# Task details:
Repeat the records below verbatim, and do not copy their pictures.

----- Given records

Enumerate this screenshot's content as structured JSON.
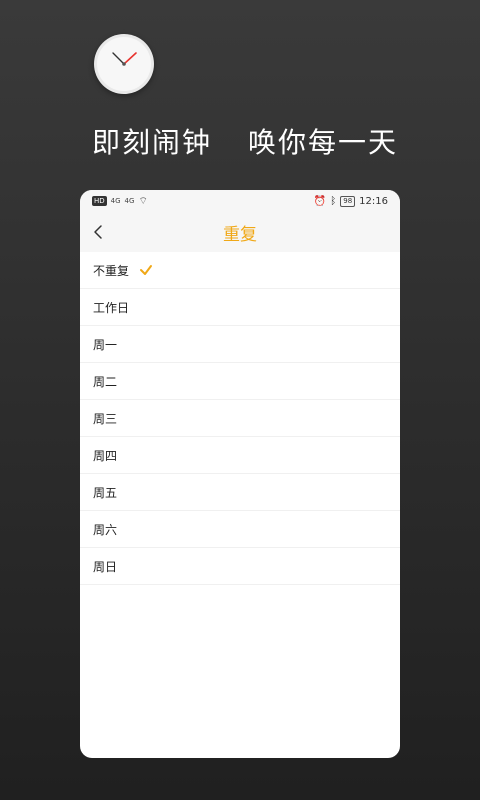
{
  "promo": {
    "tagline_part1": "即刻闹钟",
    "tagline_part2": "唤你每一天"
  },
  "status_bar": {
    "left_badge": "HD",
    "signal1": "4G",
    "signal2": "4G",
    "right_battery": "98",
    "time": "12:16"
  },
  "screen": {
    "title": "重复",
    "selected_index": 0,
    "options": [
      {
        "label": "不重复"
      },
      {
        "label": "工作日"
      },
      {
        "label": "周一"
      },
      {
        "label": "周二"
      },
      {
        "label": "周三"
      },
      {
        "label": "周四"
      },
      {
        "label": "周五"
      },
      {
        "label": "周六"
      },
      {
        "label": "周日"
      }
    ]
  },
  "colors": {
    "accent": "#f0a817"
  }
}
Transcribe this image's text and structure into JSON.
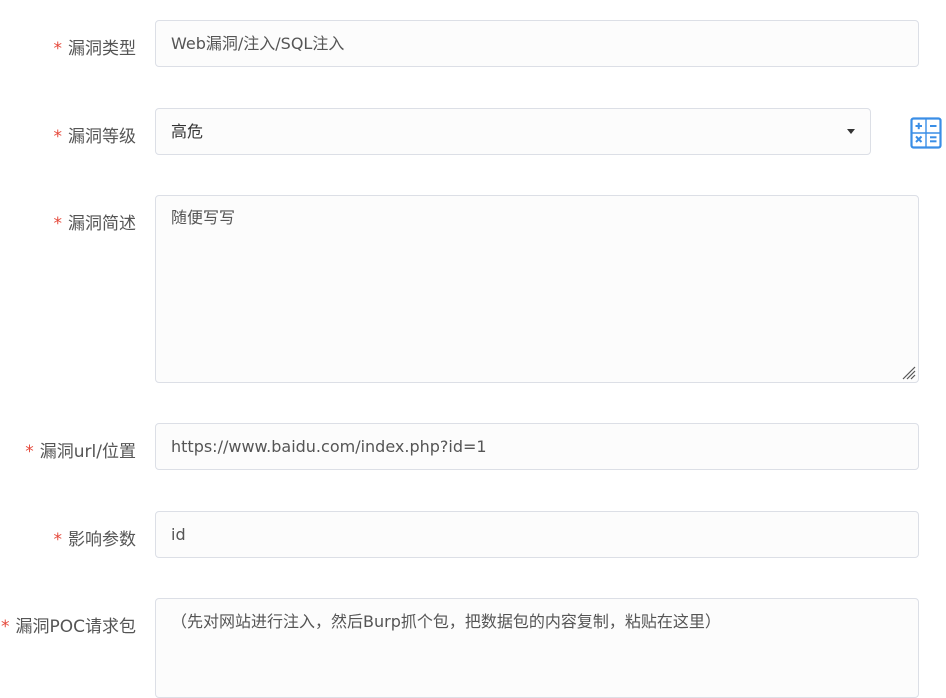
{
  "form": {
    "required_mark": "*",
    "vuln_type": {
      "label": "漏洞类型",
      "value": "Web漏洞/注入/SQL注入"
    },
    "vuln_level": {
      "label": "漏洞等级",
      "value": "高危"
    },
    "vuln_desc": {
      "label": "漏洞简述",
      "value": "随便写写"
    },
    "vuln_url": {
      "label": "漏洞url/位置",
      "value": "https://www.baidu.com/index.php?id=1"
    },
    "affected_param": {
      "label": "影响参数",
      "value": "id"
    },
    "poc_request": {
      "label": "漏洞POC请求包",
      "value": "（先对网站进行注入，然后Burp抓个包，把数据包的内容复制，粘贴在这里）"
    }
  },
  "icons": {
    "select_caret": "caret-down-icon",
    "textarea_resize": "resize-grip-icon",
    "calculator": "calculator-icon"
  },
  "colors": {
    "required": "#e5483a",
    "border": "#dcdfe6",
    "icon_blue": "#3a8ee6"
  }
}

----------

# Written answer:
Enumerate this screenshot's content as structured JSON.
{
  "promo": {
    "tagline_part1": "即刻闹钟",
    "tagline_part2": "唤你每一天"
  },
  "status_bar": {
    "left_badge": "HD",
    "signal1": "4G",
    "signal2": "4G",
    "right_battery": "98",
    "time": "12:16"
  },
  "screen": {
    "title": "重复",
    "selected_index": 0,
    "options": [
      {
        "label": "不重复"
      },
      {
        "label": "工作日"
      },
      {
        "label": "周一"
      },
      {
        "label": "周二"
      },
      {
        "label": "周三"
      },
      {
        "label": "周四"
      },
      {
        "label": "周五"
      },
      {
        "label": "周六"
      },
      {
        "label": "周日"
      }
    ]
  },
  "colors": {
    "accent": "#f0a817"
  }
}
Transcribe this image's text and structure into JSON.
{
  "form": {
    "required_mark": "*",
    "vuln_type": {
      "label": "漏洞类型",
      "value": "Web漏洞/注入/SQL注入"
    },
    "vuln_level": {
      "label": "漏洞等级",
      "value": "高危"
    },
    "vuln_desc": {
      "label": "漏洞简述",
      "value": "随便写写"
    },
    "vuln_url": {
      "label": "漏洞url/位置",
      "value": "https://www.baidu.com/index.php?id=1"
    },
    "affected_param": {
      "label": "影响参数",
      "value": "id"
    },
    "poc_request": {
      "label": "漏洞POC请求包",
      "value": "（先对网站进行注入，然后Burp抓个包，把数据包的内容复制，粘贴在这里）"
    }
  },
  "icons": {
    "select_caret": "caret-down-icon",
    "textarea_resize": "resize-grip-icon",
    "calculator": "calculator-icon"
  },
  "colors": {
    "required": "#e5483a",
    "border": "#dcdfe6",
    "icon_blue": "#3a8ee6"
  }
}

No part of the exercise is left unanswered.